BUENOS AIRES • Finance ministers from the world's 20 largest economies were concerned about the state of financial markets this year, and some of their work at the Group of 20 summit at the weekend focused on preparing for the eventuality of a downturn, said Finance Minister Heng Swee Keat.
"We have had a prolonged period of economic upturn. The question is, when is the downturn coming? And how do we prepare for that?" Mr Heng said in an interview with Singapore media on Saturday after the summit in Argentina, which he attended. Singapore was invited as chairman of Asean this year.
His comments harked back to the raison d'etre of the G-20 Leaders' Summit: It was born 10 years ago when leaders came together in an effort to prevent a worsening of the global financial crisis.

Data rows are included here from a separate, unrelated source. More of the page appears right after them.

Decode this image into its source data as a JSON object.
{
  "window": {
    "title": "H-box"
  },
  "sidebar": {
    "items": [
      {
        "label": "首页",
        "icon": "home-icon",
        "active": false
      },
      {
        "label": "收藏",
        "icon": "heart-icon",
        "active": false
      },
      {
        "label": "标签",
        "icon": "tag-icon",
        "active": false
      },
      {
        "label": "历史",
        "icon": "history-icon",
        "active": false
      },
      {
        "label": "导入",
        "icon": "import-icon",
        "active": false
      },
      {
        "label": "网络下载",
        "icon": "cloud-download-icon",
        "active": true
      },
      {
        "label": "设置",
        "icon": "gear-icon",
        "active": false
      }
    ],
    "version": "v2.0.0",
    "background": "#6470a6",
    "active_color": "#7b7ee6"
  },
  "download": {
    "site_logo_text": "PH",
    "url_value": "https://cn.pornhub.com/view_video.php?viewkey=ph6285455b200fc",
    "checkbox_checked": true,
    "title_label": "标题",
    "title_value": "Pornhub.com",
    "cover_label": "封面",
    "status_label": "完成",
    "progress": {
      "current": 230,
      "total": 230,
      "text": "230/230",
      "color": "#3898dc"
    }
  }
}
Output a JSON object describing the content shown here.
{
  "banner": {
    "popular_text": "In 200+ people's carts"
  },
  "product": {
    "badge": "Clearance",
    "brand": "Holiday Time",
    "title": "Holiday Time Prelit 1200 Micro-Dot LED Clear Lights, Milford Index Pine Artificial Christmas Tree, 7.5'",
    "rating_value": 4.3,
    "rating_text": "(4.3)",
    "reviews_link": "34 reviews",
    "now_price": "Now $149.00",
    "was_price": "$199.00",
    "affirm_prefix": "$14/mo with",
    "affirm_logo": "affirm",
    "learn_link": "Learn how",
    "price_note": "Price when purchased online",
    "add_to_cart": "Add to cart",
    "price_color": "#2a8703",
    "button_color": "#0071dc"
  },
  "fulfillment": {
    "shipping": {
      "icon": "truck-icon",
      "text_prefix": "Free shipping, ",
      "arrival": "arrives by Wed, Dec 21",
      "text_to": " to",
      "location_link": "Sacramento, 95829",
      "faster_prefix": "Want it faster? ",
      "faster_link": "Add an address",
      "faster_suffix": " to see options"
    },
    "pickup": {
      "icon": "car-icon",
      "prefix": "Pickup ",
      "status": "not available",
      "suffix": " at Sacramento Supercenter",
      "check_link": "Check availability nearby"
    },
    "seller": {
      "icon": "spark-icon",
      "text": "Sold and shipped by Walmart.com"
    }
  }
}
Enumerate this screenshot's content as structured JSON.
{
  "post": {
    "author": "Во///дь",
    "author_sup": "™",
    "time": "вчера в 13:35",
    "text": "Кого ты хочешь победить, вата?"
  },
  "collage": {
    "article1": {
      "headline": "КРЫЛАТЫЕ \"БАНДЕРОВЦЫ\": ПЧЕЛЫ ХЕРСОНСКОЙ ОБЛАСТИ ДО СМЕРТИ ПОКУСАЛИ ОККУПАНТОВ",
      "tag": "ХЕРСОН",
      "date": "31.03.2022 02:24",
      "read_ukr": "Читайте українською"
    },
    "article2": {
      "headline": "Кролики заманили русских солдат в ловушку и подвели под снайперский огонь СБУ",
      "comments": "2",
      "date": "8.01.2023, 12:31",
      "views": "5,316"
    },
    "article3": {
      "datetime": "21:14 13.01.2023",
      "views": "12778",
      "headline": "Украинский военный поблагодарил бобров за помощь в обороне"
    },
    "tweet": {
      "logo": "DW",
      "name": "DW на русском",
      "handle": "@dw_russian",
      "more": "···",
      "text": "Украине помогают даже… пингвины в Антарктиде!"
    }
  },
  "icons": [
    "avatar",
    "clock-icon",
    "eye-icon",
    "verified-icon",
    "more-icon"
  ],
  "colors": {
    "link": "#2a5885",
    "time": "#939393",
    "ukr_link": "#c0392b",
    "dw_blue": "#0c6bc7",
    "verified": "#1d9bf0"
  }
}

Mr Heng said that the finance ministers focused on three major areas, the first of which was short-term risk in the global financial system.
Apart from the risk of an upcoming downturn, Mr Heng said current trade tensions were also creating more uncertainty.
"We need to be prepared for corrections in the market. We need to look at what we need to do to work together," he said.
The second area of focus was on building a more resilient financial system with "safety nets" on a national, regional and global scale.
READY FOR THE WORST
We have had a prolonged period of economic upturn. The question is, when is the downturn coming? And how do we prepare for that?
FINANCE MINISTER HENG SWEE KEAT
"Now, after the global financial crisis, a lot of work has gone on to improve financial regulation and financial supervision, but there is still much more to be done," he said.
At the national level, leaders discussed how each country must ensure that it does not have significant mismatches in its borrowings and ability to repay loans, he said.
They also tackled how to take care of the interest rate changes and possible currency fluctuations that could create problems, particularly for emerging economies, he added.
At the regional level, countries also looked at ways to enhance collaboration. Mr Heng cited the safety net among Asean Plus Three members - Asean's 10 countries, plus China, Japan and South Korea - called the Chiang Mai Initiative Multilateralisation. It mobilises members' foreign reserves to assist members that face temporary financing problems in their balance of payments, and has a current size of US$240 billion (S$329 billion).
Mr Heng noted that Asean Plus Three finance ministers had very good discussions earlier this year on how to strengthen this programme, and on how they need to work together with the International Monetary Fund (IMF) to strengthen their coordination and improve responses should emergencies occur.
The G-20 ministers also discussed the role of the IMF as a global safety net, he added.
The third area listed by Mr Heng was developing the financial system to support structural changes in various economies.
He cited two key areas finance could be channelled into: Infrastructure - including making it more resilient to deal with climate change - and education, to prepare people for the changing nature of jobs.
The finance ministers looked at ways to attract more private capital into infrastructure projects, and at what every country must do to continue to develop its education systems and promote lifelong learning, he added.
"There is some strong interest in what Singapore is doing, in particular in our education system as well as in lifelong learning for adults under SkillsFuture," he said.